_WHAT TO DO:_
Give back exactly the lines from the one holding "Convert this screenshot" to the last line of the entries, both included, and nothing more.

_GIVEN DATA:_

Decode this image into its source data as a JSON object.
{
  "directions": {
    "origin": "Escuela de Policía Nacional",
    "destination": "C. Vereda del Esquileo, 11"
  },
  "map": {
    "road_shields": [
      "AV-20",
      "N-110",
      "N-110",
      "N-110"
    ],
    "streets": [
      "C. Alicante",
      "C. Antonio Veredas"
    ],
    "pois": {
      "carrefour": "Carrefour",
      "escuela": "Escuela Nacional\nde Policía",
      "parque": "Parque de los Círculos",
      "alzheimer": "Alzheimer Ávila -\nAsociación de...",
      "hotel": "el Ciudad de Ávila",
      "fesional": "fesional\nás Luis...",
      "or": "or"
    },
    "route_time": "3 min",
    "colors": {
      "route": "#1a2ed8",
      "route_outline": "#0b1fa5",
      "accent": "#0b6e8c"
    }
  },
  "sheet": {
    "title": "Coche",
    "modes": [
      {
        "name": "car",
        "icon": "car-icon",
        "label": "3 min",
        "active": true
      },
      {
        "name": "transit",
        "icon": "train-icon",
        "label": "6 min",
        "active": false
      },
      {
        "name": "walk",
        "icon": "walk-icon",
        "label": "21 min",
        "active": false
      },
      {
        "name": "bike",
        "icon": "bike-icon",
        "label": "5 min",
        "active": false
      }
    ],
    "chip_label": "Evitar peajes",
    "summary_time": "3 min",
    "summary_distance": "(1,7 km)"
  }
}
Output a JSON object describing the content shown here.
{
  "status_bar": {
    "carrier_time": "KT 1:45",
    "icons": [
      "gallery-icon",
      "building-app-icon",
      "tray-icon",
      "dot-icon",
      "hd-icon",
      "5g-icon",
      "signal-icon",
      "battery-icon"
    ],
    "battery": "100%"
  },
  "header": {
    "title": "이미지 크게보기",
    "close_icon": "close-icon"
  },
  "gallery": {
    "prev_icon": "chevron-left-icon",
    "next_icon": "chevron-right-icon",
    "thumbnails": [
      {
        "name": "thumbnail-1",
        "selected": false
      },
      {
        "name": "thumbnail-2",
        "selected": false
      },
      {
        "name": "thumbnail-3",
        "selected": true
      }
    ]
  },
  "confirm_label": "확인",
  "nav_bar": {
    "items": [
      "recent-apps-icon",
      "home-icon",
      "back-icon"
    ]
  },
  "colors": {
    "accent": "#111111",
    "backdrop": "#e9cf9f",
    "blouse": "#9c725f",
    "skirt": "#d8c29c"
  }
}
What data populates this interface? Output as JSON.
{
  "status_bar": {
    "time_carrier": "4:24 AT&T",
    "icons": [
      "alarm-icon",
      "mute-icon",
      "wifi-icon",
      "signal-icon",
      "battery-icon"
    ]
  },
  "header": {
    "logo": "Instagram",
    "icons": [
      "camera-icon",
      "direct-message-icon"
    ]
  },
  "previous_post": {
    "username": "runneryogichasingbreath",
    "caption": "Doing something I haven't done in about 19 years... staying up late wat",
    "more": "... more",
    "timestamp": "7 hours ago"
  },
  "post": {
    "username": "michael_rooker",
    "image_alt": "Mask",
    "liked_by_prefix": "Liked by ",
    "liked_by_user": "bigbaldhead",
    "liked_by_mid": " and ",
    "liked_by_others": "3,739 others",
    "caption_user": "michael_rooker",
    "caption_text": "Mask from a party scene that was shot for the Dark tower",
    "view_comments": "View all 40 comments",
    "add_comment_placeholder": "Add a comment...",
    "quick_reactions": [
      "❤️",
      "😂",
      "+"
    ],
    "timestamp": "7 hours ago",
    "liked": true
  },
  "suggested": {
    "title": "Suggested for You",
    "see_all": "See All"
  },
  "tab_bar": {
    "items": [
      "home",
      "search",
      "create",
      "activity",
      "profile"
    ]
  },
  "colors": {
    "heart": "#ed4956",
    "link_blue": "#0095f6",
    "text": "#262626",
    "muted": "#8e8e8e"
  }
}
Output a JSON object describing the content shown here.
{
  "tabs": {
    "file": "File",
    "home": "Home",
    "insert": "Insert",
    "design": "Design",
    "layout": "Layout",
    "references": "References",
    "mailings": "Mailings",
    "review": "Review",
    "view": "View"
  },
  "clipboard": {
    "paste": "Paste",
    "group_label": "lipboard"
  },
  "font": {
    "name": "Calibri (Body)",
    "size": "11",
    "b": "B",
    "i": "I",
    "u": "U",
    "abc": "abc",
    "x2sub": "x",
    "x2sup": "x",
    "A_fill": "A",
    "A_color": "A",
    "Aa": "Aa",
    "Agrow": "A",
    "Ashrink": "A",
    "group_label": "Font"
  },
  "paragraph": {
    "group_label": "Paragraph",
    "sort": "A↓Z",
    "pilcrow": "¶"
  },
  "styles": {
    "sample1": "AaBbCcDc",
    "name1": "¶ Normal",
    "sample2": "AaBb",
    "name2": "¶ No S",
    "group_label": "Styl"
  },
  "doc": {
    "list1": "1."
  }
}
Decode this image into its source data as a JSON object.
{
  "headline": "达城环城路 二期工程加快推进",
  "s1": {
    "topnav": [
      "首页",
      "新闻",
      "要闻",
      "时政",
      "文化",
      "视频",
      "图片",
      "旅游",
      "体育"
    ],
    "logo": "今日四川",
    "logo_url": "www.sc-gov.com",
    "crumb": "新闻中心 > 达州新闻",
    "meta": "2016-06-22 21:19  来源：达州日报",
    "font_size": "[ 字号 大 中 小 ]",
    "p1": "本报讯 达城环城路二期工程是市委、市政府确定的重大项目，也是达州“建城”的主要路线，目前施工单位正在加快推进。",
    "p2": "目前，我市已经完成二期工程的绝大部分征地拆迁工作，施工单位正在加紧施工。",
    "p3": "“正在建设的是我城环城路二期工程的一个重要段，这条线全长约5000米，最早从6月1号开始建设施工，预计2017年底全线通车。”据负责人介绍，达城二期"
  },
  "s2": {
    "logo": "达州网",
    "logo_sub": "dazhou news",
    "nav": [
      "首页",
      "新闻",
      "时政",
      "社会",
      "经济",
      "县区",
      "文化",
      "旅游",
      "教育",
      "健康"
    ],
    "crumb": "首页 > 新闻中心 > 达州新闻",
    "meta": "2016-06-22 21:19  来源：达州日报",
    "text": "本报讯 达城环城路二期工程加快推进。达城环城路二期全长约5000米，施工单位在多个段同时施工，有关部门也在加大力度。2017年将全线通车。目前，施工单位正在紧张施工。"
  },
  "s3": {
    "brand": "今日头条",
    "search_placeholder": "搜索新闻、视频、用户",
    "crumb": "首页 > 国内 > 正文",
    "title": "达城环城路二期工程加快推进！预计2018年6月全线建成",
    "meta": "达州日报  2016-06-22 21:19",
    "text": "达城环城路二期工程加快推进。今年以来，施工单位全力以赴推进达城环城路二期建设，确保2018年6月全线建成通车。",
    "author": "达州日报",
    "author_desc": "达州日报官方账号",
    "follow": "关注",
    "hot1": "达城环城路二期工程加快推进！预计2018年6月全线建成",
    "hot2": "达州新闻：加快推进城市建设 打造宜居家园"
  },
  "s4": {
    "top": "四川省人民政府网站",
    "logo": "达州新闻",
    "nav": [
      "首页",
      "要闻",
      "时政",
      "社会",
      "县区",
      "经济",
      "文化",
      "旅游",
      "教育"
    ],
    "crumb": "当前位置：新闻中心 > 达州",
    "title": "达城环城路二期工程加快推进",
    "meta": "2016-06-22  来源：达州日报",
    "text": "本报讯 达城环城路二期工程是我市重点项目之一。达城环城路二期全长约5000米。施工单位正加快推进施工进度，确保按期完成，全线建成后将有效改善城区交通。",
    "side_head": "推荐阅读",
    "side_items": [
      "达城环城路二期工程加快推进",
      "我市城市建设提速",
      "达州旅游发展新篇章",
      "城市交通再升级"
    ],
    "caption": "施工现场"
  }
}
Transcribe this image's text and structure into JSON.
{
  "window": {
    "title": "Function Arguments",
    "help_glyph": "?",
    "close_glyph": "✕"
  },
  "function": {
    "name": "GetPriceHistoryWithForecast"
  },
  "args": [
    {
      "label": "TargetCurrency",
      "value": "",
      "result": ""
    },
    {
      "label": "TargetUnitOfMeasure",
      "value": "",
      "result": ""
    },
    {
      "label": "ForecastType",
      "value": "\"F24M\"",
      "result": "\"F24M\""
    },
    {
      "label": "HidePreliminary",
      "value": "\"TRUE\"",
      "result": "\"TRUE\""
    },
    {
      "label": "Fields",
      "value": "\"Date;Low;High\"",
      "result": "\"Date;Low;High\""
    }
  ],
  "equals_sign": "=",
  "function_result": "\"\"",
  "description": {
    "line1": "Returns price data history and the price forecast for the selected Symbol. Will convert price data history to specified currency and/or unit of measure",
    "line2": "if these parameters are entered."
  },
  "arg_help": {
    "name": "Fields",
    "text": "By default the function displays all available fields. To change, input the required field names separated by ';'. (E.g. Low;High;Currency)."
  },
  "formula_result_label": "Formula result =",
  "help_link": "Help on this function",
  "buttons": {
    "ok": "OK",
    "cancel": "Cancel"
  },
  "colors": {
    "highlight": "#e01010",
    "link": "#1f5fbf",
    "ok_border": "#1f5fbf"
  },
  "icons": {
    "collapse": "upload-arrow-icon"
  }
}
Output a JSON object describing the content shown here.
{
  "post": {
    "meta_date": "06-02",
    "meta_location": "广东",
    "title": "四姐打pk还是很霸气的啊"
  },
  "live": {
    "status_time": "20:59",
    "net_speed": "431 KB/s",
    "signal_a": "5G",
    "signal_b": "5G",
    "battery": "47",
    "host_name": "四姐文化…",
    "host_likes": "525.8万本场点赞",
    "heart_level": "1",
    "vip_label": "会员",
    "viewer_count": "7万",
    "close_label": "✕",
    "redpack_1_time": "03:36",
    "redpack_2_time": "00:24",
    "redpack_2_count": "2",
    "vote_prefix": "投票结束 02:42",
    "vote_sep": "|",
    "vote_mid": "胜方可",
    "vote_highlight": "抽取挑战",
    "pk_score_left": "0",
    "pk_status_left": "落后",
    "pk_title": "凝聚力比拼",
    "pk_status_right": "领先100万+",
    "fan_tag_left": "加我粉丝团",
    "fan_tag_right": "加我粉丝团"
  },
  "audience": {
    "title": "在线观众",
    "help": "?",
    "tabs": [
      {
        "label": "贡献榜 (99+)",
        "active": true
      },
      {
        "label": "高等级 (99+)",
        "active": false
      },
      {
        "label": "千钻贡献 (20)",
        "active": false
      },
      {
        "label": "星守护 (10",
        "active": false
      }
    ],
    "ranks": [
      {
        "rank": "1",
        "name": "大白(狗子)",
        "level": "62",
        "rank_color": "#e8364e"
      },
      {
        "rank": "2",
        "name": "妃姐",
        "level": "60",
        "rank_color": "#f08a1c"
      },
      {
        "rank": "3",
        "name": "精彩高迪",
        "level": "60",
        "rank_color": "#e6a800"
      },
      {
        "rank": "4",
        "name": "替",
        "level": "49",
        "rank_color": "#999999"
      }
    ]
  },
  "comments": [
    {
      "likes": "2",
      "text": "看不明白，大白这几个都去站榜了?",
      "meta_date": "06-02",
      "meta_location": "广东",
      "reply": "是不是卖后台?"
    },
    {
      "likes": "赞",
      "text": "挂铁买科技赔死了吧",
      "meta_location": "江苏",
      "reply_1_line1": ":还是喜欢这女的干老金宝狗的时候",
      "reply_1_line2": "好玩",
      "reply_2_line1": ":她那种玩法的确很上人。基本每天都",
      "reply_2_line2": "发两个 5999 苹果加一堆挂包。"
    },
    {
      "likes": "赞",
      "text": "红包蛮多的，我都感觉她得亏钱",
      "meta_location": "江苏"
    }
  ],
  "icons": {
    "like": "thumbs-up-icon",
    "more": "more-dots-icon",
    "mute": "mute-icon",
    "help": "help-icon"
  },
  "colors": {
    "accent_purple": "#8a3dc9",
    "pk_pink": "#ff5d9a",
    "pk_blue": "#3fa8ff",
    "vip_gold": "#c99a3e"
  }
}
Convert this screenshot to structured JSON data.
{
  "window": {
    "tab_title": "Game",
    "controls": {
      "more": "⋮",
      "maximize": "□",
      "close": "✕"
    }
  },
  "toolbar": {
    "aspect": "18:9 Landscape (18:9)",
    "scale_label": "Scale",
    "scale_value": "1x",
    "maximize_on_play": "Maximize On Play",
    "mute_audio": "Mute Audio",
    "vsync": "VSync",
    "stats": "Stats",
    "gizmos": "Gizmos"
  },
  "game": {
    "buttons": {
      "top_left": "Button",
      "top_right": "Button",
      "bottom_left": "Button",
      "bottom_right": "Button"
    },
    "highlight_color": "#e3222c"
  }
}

_ANSWER FOR THIS EXERCISE:_
Convert this screenshot to structured JSON data.
{
  "window": {
    "tab_title": "Game",
    "controls": {
      "more": "⋮",
      "maximize": "□",
      "close": "✕"
    }
  },
  "toolbar": {
    "aspect": "18:9 Landscape (18:9)",
    "scale_label": "Scale",
    "scale_value": "1x",
    "maximize_on_play": "Maximize On Play",
    "mute_audio": "Mute Audio",
    "vsync": "VSync",
    "stats": "Stats",
    "gizmos": "Gizmos"
  },
  "game": {
    "buttons": {
      "top_left": "Button",
      "top_right": "Button",
      "bottom_left": "Button",
      "bottom_right": "Button"
    },
    "highlight_color": "#e3222c"
  }
}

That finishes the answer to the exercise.